- 1 tbsp vinegar
- 2 tbsp water , ice cold
- 1 cup dark brown sugar
- 1/2 cup butter , softened
- 2/3 cup corn syrup
- 2 tbsp vinegar
- 1 tbsp vanilla
- 2 eggs
Tart Pastry Instructions
- Place the flour and salt into a large mixing both. Whisk the salt into the flour.Add the cold shortening to the mixing bowl and use a pastry cutter to cut the shortening into the flour until it is a coarse meal consistency.
- In a small bowl, whisk the egg with 2 tbsp of water. Stir into the frour mixture. If needed, add an extra tablespoon or two to the pie dough.
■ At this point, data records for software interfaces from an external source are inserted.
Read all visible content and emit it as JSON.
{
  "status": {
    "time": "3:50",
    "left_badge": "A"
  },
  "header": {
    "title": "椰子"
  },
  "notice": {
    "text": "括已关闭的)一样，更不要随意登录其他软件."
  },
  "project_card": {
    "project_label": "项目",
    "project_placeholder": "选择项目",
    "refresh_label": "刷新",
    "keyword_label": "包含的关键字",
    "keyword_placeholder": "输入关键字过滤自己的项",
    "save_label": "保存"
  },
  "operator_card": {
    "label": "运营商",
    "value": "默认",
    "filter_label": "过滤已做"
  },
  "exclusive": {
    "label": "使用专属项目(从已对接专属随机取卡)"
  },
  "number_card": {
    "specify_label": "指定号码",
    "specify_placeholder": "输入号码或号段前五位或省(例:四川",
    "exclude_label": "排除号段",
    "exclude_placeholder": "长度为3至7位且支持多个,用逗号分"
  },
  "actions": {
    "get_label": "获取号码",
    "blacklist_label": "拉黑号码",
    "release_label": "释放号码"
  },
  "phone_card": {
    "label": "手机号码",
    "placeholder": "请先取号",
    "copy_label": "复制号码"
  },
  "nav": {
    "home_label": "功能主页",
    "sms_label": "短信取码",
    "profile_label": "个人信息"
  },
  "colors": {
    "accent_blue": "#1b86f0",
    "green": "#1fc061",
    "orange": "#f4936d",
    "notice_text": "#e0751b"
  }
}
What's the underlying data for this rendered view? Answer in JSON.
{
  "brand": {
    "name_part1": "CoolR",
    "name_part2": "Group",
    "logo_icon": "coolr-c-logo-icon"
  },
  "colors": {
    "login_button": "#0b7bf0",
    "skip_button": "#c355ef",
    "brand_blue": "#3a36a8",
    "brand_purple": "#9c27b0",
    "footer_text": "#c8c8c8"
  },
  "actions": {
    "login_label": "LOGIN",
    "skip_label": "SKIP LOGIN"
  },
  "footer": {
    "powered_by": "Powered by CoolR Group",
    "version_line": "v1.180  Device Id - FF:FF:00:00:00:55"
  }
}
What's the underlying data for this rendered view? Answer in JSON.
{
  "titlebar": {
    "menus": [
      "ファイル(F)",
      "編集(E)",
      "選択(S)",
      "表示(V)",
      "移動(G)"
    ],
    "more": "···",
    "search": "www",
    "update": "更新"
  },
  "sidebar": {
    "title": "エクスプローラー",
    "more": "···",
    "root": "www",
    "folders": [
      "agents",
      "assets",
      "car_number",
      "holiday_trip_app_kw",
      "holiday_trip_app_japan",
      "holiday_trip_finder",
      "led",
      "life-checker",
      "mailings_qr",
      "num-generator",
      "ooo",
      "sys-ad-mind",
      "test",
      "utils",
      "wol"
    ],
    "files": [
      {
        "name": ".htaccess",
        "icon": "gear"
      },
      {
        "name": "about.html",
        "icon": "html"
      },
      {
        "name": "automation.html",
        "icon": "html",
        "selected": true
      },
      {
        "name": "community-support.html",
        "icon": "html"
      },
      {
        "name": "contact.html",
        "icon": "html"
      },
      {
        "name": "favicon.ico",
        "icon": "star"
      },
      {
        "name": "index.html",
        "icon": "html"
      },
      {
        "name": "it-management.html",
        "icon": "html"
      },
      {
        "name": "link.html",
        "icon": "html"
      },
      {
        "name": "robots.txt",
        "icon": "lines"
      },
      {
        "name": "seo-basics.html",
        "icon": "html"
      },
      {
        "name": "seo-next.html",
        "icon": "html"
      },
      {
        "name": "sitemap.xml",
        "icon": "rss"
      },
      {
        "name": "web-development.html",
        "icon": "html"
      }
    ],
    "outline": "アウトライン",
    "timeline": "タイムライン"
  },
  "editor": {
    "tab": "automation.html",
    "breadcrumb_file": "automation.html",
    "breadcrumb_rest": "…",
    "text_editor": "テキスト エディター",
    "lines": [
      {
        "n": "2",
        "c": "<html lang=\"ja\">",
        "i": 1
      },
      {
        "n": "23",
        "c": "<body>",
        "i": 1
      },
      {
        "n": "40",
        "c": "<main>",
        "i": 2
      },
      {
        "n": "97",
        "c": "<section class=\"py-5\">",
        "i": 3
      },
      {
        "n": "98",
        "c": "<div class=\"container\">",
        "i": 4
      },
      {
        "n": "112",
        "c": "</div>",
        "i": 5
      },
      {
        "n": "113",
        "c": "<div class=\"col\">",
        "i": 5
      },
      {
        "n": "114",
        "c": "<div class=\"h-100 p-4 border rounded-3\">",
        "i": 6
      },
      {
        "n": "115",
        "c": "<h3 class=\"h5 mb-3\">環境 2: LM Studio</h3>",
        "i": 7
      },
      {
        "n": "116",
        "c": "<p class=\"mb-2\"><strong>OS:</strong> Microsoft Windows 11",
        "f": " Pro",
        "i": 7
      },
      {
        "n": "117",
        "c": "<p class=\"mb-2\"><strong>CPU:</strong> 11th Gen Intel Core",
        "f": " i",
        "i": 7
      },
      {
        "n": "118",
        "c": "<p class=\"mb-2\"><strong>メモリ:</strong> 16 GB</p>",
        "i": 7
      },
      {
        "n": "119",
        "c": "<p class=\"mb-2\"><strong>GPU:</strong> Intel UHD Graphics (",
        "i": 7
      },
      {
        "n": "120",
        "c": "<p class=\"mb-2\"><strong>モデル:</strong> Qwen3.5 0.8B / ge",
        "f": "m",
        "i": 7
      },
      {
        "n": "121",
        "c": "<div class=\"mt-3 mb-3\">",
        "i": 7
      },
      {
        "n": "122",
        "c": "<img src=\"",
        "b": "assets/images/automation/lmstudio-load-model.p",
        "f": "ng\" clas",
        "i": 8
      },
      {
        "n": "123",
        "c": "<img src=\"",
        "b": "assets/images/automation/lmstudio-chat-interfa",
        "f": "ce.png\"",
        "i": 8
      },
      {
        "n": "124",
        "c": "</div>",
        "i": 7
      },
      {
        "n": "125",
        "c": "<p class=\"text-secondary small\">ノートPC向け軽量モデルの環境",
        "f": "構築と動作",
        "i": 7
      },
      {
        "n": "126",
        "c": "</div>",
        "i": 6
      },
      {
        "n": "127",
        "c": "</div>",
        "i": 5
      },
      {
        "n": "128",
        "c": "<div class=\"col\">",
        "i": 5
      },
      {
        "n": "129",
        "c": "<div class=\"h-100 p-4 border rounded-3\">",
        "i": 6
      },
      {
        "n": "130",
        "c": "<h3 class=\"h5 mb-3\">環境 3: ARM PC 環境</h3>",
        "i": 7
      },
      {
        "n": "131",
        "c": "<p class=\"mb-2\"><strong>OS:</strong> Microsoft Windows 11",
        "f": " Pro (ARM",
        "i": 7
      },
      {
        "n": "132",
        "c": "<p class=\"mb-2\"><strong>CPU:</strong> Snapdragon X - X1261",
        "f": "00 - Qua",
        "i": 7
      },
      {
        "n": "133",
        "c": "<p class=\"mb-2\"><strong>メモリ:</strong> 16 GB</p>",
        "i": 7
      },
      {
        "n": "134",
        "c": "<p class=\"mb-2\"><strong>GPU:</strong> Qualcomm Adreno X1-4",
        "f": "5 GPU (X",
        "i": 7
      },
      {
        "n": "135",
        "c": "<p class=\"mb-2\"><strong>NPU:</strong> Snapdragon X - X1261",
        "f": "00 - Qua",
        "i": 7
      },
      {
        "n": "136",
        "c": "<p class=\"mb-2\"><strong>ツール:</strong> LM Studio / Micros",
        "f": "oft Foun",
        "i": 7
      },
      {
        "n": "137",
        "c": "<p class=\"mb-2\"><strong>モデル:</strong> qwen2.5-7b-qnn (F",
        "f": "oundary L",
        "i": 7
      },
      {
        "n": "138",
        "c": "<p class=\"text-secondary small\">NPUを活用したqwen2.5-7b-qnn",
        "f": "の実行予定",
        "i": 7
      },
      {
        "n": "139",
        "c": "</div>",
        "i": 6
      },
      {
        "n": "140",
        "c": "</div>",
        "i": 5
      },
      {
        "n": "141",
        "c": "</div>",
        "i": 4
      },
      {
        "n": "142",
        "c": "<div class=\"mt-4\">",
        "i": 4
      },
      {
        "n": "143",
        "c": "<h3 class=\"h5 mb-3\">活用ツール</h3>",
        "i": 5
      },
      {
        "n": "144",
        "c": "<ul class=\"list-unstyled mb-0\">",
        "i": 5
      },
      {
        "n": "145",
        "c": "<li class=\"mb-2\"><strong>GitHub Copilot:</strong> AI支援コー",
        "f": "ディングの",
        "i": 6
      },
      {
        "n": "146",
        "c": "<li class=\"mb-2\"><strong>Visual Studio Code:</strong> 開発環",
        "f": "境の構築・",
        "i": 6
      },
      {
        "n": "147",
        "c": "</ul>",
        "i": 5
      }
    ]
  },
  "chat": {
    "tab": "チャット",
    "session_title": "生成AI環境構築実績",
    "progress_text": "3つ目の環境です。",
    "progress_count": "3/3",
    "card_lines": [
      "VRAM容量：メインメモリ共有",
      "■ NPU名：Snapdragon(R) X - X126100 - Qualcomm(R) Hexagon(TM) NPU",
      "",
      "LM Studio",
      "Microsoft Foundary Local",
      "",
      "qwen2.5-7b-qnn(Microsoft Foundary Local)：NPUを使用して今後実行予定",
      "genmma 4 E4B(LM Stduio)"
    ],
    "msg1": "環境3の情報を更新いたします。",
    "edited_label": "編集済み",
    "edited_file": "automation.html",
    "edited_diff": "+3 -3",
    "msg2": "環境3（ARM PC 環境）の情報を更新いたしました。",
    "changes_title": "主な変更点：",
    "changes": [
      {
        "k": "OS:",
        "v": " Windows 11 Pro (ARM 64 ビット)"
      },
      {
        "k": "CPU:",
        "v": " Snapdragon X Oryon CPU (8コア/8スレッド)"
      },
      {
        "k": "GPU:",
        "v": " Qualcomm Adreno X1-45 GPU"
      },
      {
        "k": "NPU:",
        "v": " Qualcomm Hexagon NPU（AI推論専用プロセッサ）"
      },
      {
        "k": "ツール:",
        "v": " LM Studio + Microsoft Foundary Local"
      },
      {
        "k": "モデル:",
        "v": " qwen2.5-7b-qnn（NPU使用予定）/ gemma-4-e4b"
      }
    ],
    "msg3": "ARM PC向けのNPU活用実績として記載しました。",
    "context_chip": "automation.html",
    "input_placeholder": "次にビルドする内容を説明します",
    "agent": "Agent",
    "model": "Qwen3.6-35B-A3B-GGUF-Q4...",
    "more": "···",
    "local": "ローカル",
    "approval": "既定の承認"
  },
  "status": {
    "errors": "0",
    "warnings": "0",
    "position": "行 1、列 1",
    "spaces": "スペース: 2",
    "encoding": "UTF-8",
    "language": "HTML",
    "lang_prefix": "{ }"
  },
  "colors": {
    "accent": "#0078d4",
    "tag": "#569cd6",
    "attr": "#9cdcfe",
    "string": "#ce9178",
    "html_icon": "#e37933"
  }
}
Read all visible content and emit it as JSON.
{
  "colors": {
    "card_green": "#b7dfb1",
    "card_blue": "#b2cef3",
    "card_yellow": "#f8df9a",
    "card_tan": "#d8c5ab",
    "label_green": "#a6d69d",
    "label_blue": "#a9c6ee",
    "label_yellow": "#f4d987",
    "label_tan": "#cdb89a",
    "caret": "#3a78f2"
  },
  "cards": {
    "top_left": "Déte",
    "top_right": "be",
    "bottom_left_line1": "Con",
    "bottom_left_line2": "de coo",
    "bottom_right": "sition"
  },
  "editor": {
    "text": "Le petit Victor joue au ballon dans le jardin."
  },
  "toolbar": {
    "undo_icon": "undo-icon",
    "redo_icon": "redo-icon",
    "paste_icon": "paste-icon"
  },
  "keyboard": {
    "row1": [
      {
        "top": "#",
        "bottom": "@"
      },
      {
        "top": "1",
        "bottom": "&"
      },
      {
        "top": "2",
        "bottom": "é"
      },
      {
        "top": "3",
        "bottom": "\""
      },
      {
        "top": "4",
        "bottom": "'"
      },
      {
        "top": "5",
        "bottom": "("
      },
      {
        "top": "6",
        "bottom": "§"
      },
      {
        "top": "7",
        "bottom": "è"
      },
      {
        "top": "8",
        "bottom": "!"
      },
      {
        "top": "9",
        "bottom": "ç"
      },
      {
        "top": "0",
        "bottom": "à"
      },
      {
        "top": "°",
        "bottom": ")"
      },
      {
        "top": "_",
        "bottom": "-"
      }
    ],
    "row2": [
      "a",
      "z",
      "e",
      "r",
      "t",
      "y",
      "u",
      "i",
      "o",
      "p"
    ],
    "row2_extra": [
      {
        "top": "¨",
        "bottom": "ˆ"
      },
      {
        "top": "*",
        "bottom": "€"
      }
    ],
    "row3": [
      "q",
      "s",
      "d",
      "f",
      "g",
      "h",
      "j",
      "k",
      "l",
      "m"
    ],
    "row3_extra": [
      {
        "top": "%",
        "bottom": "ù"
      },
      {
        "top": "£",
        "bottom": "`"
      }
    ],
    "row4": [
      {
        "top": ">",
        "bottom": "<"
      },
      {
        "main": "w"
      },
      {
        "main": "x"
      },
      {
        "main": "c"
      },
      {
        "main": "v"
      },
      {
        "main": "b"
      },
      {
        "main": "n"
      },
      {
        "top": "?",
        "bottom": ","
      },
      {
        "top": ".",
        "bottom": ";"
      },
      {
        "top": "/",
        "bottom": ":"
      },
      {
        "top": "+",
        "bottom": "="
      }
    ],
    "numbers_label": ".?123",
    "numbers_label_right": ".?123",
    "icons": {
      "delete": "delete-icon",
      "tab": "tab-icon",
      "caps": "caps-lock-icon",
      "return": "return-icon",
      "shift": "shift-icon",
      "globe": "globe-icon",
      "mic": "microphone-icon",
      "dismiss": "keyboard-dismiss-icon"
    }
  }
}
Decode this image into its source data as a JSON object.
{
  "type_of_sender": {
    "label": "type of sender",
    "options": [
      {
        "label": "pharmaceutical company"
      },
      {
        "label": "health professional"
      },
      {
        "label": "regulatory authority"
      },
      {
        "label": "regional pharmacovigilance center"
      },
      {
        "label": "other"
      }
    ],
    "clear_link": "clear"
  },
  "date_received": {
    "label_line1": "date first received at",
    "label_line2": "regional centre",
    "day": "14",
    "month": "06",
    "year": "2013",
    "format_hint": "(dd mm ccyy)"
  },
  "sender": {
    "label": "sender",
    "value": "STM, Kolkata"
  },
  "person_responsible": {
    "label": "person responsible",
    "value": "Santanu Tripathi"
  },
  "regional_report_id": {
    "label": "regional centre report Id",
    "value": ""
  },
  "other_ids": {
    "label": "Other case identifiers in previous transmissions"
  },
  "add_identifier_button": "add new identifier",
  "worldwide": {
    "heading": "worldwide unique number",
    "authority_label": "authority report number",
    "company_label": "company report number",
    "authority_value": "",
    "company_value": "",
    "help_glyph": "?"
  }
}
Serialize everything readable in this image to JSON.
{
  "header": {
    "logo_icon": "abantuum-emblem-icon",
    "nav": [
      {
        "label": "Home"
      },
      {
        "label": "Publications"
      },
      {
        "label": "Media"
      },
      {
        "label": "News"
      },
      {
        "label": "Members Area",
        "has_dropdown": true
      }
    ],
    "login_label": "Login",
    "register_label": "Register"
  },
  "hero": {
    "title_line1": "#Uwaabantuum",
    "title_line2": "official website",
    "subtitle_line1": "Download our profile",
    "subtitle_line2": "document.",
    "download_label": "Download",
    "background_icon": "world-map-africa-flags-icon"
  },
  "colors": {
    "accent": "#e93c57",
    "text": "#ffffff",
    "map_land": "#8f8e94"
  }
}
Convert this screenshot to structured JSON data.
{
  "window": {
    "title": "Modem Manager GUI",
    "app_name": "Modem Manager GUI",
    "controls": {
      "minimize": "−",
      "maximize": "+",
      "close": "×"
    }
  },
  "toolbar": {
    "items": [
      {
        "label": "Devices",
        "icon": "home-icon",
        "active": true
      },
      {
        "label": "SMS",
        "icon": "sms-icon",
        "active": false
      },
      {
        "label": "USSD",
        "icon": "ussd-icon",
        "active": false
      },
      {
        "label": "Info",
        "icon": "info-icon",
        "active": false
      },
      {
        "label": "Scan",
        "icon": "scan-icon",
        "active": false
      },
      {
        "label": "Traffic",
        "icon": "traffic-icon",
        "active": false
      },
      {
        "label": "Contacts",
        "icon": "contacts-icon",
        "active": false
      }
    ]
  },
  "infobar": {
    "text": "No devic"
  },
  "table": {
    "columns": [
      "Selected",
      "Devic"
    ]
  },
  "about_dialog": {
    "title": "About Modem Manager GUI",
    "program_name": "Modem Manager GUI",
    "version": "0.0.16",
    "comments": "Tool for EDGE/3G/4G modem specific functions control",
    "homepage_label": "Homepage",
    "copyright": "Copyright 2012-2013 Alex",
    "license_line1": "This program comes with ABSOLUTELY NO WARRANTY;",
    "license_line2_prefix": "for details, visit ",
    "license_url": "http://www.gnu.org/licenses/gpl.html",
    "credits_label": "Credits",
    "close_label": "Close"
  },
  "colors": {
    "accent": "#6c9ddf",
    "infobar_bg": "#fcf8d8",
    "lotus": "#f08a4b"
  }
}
The dough should come together but not be too wet.
- Gather into a ball, cover with plastic wrap and place in a fridge to chill for at least one hour.
- Roll out the tart pastry on a floured surface to about 1/8 inch thickness. Use a 3 1/2 inch round cutter or a wide enough glass. Take each cut pastry circle and gently press into a non stick muffin tin. Press down to ensure the bottom is flat and press along the sides. Try to make sure there are no air pockets. Do this with the remaining pastry. You should be able to get around 24 tart shells.
- In a large mixing bowl, cream together the dark brown sugar and the softened butter until smooth and creamy.
- Mix in the corn syrup, eggs, vanilla, and vinegar with the sugar and butter mixture until smooth and well combined.
- Spoon some of the filling into each butter tart shell up to about 2/3 full.
- Bake in a 350F preheated oven for 17-20 minutes, turning halfway through baking. The sides of the pastry should be a golden brown and the filling should puff up slightly.
- Remove from the oven and let cool completely before removing the butter tarts from the muffin tray.